Among the entries, find each line that includes the string "MATCH" and list it.
★ ★ ★ ★
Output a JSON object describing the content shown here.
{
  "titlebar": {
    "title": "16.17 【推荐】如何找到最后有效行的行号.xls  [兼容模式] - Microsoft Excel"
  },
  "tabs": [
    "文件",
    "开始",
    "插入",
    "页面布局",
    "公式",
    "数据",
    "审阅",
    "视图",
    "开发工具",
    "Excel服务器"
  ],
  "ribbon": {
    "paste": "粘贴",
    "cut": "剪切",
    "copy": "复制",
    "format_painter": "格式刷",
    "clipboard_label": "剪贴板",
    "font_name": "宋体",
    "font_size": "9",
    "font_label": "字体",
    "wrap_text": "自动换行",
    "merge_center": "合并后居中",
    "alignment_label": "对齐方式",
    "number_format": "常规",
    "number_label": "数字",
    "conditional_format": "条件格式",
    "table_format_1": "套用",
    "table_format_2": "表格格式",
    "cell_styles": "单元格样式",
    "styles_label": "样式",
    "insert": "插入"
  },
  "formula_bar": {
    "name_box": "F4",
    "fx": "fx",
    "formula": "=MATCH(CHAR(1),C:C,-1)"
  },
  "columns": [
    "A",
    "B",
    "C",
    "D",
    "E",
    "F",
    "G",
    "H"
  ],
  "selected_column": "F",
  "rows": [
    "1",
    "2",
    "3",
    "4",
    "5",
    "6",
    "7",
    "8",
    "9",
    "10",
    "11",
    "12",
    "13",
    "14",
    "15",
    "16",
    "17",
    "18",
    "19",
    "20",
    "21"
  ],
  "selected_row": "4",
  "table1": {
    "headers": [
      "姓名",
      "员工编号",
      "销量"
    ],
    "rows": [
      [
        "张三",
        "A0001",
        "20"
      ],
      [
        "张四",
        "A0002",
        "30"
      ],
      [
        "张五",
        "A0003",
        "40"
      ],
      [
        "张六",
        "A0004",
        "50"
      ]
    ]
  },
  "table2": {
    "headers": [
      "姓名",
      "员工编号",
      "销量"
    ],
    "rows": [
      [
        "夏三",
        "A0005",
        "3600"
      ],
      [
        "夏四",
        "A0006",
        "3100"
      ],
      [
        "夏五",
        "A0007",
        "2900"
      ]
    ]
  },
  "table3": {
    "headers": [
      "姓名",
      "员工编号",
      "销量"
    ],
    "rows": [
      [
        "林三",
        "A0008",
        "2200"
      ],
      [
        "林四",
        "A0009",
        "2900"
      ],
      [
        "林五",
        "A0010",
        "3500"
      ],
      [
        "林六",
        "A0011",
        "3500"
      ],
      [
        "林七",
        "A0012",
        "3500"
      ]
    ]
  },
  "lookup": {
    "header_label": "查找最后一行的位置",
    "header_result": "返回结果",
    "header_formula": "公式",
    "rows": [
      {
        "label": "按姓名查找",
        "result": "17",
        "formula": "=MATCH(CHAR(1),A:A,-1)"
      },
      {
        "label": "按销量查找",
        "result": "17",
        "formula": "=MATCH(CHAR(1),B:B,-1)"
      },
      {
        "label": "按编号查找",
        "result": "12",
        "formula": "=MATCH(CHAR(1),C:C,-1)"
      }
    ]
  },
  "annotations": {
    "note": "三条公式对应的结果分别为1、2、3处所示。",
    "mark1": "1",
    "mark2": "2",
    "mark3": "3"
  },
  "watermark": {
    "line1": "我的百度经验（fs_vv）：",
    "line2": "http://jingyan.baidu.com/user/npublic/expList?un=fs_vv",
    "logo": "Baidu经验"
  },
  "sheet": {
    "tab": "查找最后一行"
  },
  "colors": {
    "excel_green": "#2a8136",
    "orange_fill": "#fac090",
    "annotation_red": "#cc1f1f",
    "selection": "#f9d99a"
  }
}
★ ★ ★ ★
▶ [SOLUTION TO THIS EXERCISE]:
    "formula": "=MATCH(CHAR(1),C:C,-1)"
        "formula": "=MATCH(CHAR(1),A:A,-1)"
        "formula": "=MATCH(CHAR(1),B:B,-1)"
        "formula": "=MATCH(CHAR(1),C:C,-1)"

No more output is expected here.